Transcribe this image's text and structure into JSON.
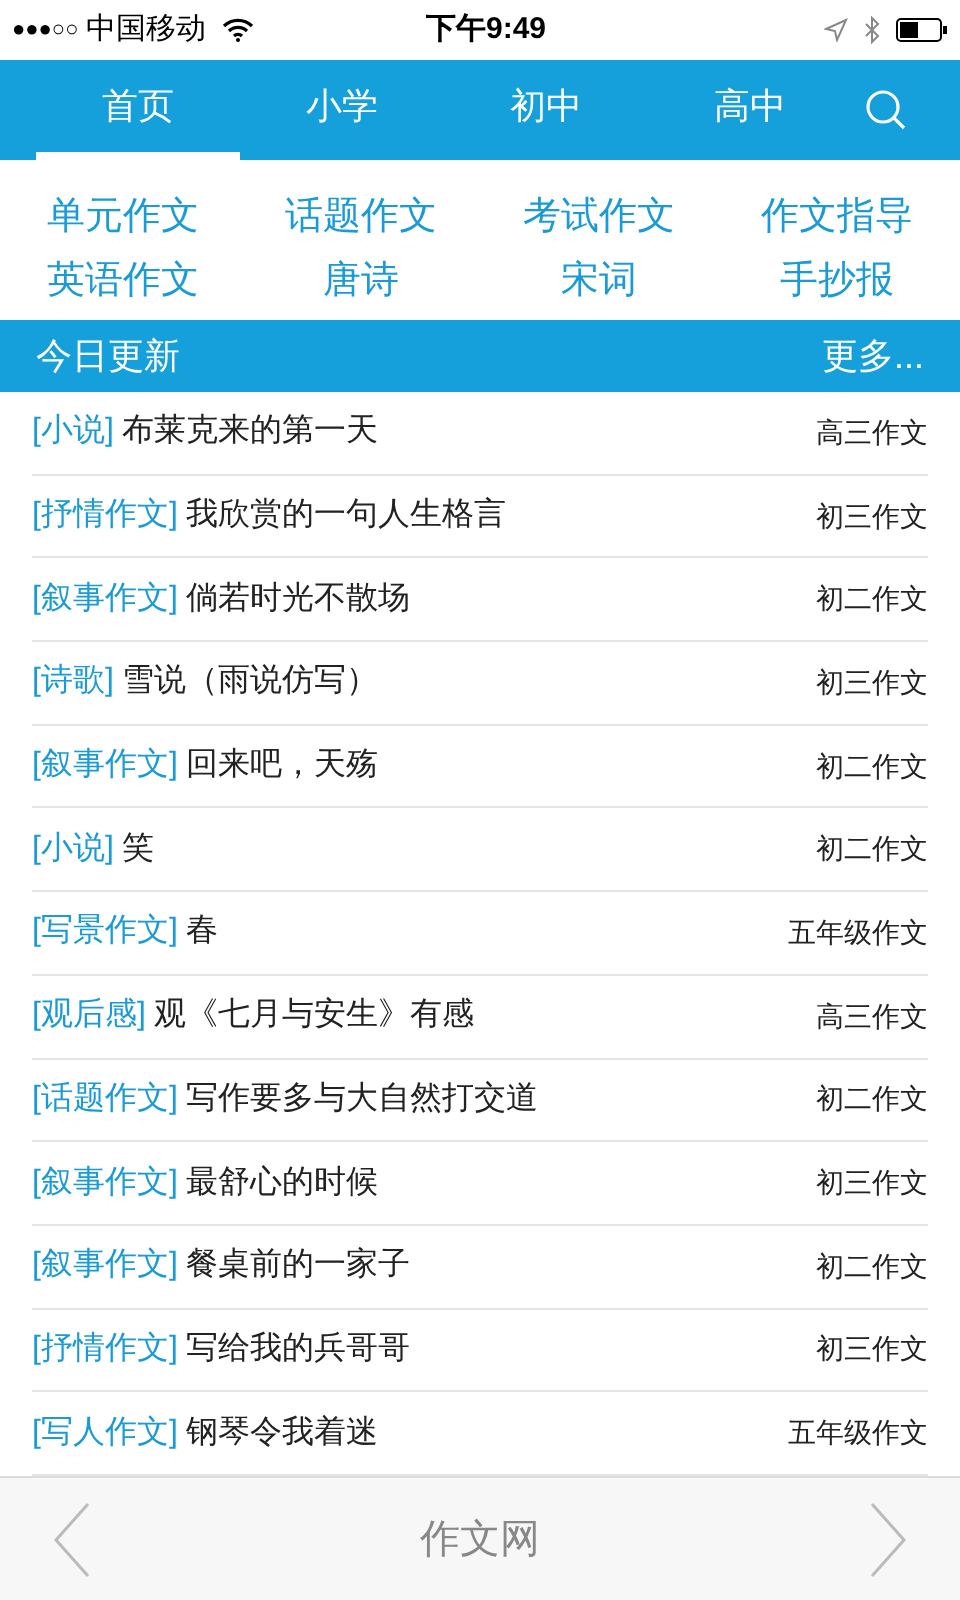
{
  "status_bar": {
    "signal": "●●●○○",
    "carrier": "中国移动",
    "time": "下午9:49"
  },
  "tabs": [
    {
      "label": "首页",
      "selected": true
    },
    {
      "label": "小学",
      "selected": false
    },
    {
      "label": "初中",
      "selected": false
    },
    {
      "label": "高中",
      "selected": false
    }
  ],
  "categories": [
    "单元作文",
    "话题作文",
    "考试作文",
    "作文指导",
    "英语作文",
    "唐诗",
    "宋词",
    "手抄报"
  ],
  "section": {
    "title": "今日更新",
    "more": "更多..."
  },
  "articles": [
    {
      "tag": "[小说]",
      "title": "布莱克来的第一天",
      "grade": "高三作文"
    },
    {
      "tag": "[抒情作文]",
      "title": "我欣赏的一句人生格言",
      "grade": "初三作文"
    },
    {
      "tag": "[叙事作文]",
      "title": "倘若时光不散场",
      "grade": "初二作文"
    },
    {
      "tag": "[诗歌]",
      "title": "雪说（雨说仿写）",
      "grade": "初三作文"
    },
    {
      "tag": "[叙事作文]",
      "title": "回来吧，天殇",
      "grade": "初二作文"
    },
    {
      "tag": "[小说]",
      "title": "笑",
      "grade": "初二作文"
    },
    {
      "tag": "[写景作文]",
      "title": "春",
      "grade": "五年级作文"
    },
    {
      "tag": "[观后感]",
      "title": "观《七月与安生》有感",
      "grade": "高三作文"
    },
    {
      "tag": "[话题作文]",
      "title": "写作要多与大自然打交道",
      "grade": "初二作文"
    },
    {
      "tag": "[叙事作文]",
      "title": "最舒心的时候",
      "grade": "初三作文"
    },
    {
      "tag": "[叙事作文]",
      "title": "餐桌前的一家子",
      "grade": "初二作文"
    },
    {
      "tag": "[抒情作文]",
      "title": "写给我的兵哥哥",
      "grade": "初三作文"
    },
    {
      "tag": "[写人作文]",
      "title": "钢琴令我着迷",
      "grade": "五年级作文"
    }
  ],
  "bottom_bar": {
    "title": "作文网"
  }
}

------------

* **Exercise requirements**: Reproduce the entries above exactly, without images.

* **Exercise answer**:
Transcribe this image's text and structure into JSON.
{
  "status_bar": {
    "signal": "●●●○○",
    "carrier": "中国移动",
    "time": "下午9:49"
  },
  "tabs": [
    {
      "label": "首页",
      "selected": true
    },
    {
      "label": "小学",
      "selected": false
    },
    {
      "label": "初中",
      "selected": false
    },
    {
      "label": "高中",
      "selected": false
    }
  ],
  "categories": [
    "单元作文",
    "话题作文",
    "考试作文",
    "作文指导",
    "英语作文",
    "唐诗",
    "宋词",
    "手抄报"
  ],
  "section": {
    "title": "今日更新",
    "more": "更多..."
  },
  "articles": [
    {
      "tag": "[小说]",
      "title": "布莱克来的第一天",
      "grade": "高三作文"
    },
    {
      "tag": "[抒情作文]",
      "title": "我欣赏的一句人生格言",
      "grade": "初三作文"
    },
    {
      "tag": "[叙事作文]",
      "title": "倘若时光不散场",
      "grade": "初二作文"
    },
    {
      "tag": "[诗歌]",
      "title": "雪说（雨说仿写）",
      "grade": "初三作文"
    },
    {
      "tag": "[叙事作文]",
      "title": "回来吧，天殇",
      "grade": "初二作文"
    },
    {
      "tag": "[小说]",
      "title": "笑",
      "grade": "初二作文"
    },
    {
      "tag": "[写景作文]",
      "title": "春",
      "grade": "五年级作文"
    },
    {
      "tag": "[观后感]",
      "title": "观《七月与安生》有感",
      "grade": "高三作文"
    },
    {
      "tag": "[话题作文]",
      "title": "写作要多与大自然打交道",
      "grade": "初二作文"
    },
    {
      "tag": "[叙事作文]",
      "title": "最舒心的时候",
      "grade": "初三作文"
    },
    {
      "tag": "[叙事作文]",
      "title": "餐桌前的一家子",
      "grade": "初二作文"
    },
    {
      "tag": "[抒情作文]",
      "title": "写给我的兵哥哥",
      "grade": "初三作文"
    },
    {
      "tag": "[写人作文]",
      "title": "钢琴令我着迷",
      "grade": "五年级作文"
    }
  ],
  "bottom_bar": {
    "title": "作文网"
  }
}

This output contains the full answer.